WORK ORDER: Each record below needs to be set down again exactly.

GIVEN RECORDS START

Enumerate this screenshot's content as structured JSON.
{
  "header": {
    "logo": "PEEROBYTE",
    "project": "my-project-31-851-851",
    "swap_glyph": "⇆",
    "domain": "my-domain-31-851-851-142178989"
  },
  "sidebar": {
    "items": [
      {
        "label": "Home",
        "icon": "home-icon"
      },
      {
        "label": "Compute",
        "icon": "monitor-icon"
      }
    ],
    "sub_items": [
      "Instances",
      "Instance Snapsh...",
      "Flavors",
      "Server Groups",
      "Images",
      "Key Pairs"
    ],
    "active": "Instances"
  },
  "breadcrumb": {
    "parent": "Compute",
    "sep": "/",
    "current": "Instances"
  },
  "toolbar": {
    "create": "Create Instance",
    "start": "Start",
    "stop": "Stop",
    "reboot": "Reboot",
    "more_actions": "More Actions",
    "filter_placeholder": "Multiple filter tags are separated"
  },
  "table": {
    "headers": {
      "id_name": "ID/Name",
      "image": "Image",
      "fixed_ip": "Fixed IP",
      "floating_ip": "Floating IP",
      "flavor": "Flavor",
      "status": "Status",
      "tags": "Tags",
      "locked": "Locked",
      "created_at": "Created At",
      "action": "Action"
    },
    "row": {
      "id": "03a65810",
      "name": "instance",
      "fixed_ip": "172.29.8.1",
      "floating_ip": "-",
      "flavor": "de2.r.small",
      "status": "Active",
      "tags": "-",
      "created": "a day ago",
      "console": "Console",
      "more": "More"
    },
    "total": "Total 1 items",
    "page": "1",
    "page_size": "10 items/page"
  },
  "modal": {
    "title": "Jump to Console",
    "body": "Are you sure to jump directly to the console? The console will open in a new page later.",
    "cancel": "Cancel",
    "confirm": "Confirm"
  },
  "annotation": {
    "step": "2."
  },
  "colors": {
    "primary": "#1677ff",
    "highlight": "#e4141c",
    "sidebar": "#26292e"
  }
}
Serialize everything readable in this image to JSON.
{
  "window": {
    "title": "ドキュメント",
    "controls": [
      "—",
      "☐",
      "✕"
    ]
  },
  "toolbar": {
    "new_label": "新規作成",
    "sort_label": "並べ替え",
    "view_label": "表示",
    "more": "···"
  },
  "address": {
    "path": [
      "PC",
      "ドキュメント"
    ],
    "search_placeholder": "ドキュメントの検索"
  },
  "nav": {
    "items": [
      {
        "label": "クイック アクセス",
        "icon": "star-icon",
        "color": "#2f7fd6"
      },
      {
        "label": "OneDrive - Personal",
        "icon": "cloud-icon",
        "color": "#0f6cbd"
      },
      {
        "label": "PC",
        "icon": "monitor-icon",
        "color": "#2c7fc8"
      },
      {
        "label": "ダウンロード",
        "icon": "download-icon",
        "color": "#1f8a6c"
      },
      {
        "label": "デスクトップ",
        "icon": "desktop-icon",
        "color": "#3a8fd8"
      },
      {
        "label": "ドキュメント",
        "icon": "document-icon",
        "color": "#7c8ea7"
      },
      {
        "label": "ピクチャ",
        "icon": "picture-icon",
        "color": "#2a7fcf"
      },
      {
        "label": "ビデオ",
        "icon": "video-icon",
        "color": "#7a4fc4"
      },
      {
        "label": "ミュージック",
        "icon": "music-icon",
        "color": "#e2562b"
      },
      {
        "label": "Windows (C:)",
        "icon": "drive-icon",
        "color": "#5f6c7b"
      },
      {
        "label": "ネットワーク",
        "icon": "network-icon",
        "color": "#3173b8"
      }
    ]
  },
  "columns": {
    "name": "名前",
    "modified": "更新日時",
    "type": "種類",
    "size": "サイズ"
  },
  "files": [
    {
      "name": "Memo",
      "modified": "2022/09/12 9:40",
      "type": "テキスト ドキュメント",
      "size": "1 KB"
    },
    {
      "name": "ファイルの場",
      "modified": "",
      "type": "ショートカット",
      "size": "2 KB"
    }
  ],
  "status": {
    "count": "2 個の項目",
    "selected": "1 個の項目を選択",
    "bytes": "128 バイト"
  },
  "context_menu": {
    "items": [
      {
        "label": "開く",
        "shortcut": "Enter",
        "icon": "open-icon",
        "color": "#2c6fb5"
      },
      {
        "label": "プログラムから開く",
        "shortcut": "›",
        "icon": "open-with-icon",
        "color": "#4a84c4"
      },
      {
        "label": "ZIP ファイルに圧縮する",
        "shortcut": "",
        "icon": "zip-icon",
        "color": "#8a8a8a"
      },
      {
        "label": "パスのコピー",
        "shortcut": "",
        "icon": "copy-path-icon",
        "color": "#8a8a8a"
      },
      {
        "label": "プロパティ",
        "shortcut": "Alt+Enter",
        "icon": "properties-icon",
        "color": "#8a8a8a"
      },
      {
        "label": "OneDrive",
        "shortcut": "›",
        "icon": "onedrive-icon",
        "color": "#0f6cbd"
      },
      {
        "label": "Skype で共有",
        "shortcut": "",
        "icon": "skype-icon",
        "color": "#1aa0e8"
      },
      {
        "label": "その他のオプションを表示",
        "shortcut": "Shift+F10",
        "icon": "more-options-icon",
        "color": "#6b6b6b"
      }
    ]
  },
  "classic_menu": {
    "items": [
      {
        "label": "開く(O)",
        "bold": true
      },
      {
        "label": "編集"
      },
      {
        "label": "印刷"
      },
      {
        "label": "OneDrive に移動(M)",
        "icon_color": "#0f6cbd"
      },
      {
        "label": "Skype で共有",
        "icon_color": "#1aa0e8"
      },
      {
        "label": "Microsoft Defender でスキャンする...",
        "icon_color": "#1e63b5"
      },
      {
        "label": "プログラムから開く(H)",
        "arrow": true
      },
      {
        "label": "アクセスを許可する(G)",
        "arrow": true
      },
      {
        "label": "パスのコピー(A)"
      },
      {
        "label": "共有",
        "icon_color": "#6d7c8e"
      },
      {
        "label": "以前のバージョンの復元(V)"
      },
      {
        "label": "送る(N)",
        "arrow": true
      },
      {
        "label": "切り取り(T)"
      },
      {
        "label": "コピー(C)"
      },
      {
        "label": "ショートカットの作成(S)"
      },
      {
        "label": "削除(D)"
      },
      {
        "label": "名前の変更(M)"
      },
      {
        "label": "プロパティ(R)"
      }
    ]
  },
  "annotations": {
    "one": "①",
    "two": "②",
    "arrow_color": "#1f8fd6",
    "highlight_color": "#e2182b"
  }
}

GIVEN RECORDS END

TASK ANSWER:
Enumerate this screenshot's content as structured JSON.
{
  "header": {
    "logo": "PEEROBYTE",
    "project": "my-project-31-851-851",
    "swap_glyph": "⇆",
    "domain": "my-domain-31-851-851-142178989"
  },
  "sidebar": {
    "items": [
      {
        "label": "Home",
        "icon": "home-icon"
      },
      {
        "label": "Compute",
        "icon": "monitor-icon"
      }
    ],
    "sub_items": [
      "Instances",
      "Instance Snapsh...",
      "Flavors",
      "Server Groups",
      "Images",
      "Key Pairs"
    ],
    "active": "Instances"
  },
  "breadcrumb": {
    "parent": "Compute",
    "sep": "/",
    "current": "Instances"
  },
  "toolbar": {
    "create": "Create Instance",
    "start": "Start",
    "stop": "Stop",
    "reboot": "Reboot",
    "more_actions": "More Actions",
    "filter_placeholder": "Multiple filter tags are separated"
  },
  "table": {
    "headers": {
      "id_name": "ID/Name",
      "image": "Image",
      "fixed_ip": "Fixed IP",
      "floating_ip": "Floating IP",
      "flavor": "Flavor",
      "status": "Status",
      "tags": "Tags",
      "locked": "Locked",
      "created_at": "Created At",
      "action": "Action"
    },
    "row": {
      "id": "03a65810",
      "name": "instance",
      "fixed_ip": "172.29.8.1",
      "floating_ip": "-",
      "flavor": "de2.r.small",
      "status": "Active",
      "tags": "-",
      "created": "a day ago",
      "console": "Console",
      "more": "More"
    },
    "total": "Total 1 items",
    "page": "1",
    "page_size": "10 items/page"
  },
  "modal": {
    "title": "Jump to Console",
    "body": "Are you sure to jump directly to the console? The console will open in a new page later.",
    "cancel": "Cancel",
    "confirm": "Confirm"
  },
  "annotation": {
    "step": "2."
  },
  "colors": {
    "primary": "#1677ff",
    "highlight": "#e4141c",
    "sidebar": "#26292e"
  }
}
Serialize everything readable in this image to JSON.
{
  "window": {
    "title": "ドキュメント",
    "controls": [
      "—",
      "☐",
      "✕"
    ]
  },
  "toolbar": {
    "new_label": "新規作成",
    "sort_label": "並べ替え",
    "view_label": "表示",
    "more": "···"
  },
  "address": {
    "path": [
      "PC",
      "ドキュメント"
    ],
    "search_placeholder": "ドキュメントの検索"
  },
  "nav": {
    "items": [
      {
        "label": "クイック アクセス",
        "icon": "star-icon",
        "color": "#2f7fd6"
      },
      {
        "label": "OneDrive - Personal",
        "icon": "cloud-icon",
        "color": "#0f6cbd"
      },
      {
        "label": "PC",
        "icon": "monitor-icon",
        "color": "#2c7fc8"
      },
      {
        "label": "ダウンロード",
        "icon": "download-icon",
        "color": "#1f8a6c"
      },
      {
        "label": "デスクトップ",
        "icon": "desktop-icon",
        "color": "#3a8fd8"
      },
      {
        "label": "ドキュメント",
        "icon": "document-icon",
        "color": "#7c8ea7"
      },
      {
        "label": "ピクチャ",
        "icon": "picture-icon",
        "color": "#2a7fcf"
      },
      {
        "label": "ビデオ",
        "icon": "video-icon",
        "color": "#7a4fc4"
      },
      {
        "label": "ミュージック",
        "icon": "music-icon",
        "color": "#e2562b"
      },
      {
        "label": "Windows (C:)",
        "icon": "drive-icon",
        "color": "#5f6c7b"
      },
      {
        "label": "ネットワーク",
        "icon": "network-icon",
        "color": "#3173b8"
      }
    ]
  },
  "columns": {
    "name": "名前",
    "modified": "更新日時",
    "type": "種類",
    "size": "サイズ"
  },
  "files": [
    {
      "name": "Memo",
      "modified": "2022/09/12 9:40",
      "type": "テキスト ドキュメント",
      "size": "1 KB"
    },
    {
      "name": "ファイルの場",
      "modified": "",
      "type": "ショートカット",
      "size": "2 KB"
    }
  ],
  "status": {
    "count": "2 個の項目",
    "selected": "1 個の項目を選択",
    "bytes": "128 バイト"
  },
  "context_menu": {
    "items": [
      {
        "label": "開く",
        "shortcut": "Enter",
        "icon": "open-icon",
        "color": "#2c6fb5"
      },
      {
        "label": "プログラムから開く",
        "shortcut": "›",
        "icon": "open-with-icon",
        "color": "#4a84c4"
      },
      {
        "label": "ZIP ファイルに圧縮する",
        "shortcut": "",
        "icon": "zip-icon",
        "color": "#8a8a8a"
      },
      {
        "label": "パスのコピー",
        "shortcut": "",
        "icon": "copy-path-icon",
        "color": "#8a8a8a"
      },
      {
        "label": "プロパティ",
        "shortcut": "Alt+Enter",
        "icon": "properties-icon",
        "color": "#8a8a8a"
      },
      {
        "label": "OneDrive",
        "shortcut": "›",
        "icon": "onedrive-icon",
        "color": "#0f6cbd"
      },
      {
        "label": "Skype で共有",
        "shortcut": "",
        "icon": "skype-icon",
        "color": "#1aa0e8"
      },
      {
        "label": "その他のオプションを表示",
        "shortcut": "Shift+F10",
        "icon": "more-options-icon",
        "color": "#6b6b6b"
      }
    ]
  },
  "classic_menu": {
    "items": [
      {
        "label": "開く(O)",
        "bold": true
      },
      {
        "label": "編集"
      },
      {
        "label": "印刷"
      },
      {
        "label": "OneDrive に移動(M)",
        "icon_color": "#0f6cbd"
      },
      {
        "label": "Skype で共有",
        "icon_color": "#1aa0e8"
      },
      {
        "label": "Microsoft Defender でスキャンする...",
        "icon_color": "#1e63b5"
      },
      {
        "label": "プログラムから開く(H)",
        "arrow": true
      },
      {
        "label": "アクセスを許可する(G)",
        "arrow": true
      },
      {
        "label": "パスのコピー(A)"
      },
      {
        "label": "共有",
        "icon_color": "#6d7c8e"
      },
      {
        "label": "以前のバージョンの復元(V)"
      },
      {
        "label": "送る(N)",
        "arrow": true
      },
      {
        "label": "切り取り(T)"
      },
      {
        "label": "コピー(C)"
      },
      {
        "label": "ショートカットの作成(S)"
      },
      {
        "label": "削除(D)"
      },
      {
        "label": "名前の変更(M)"
      },
      {
        "label": "プロパティ(R)"
      }
    ]
  },
  "annotations": {
    "one": "①",
    "two": "②",
    "arrow_color": "#1f8fd6",
    "highlight_color": "#e2182b"
  }
}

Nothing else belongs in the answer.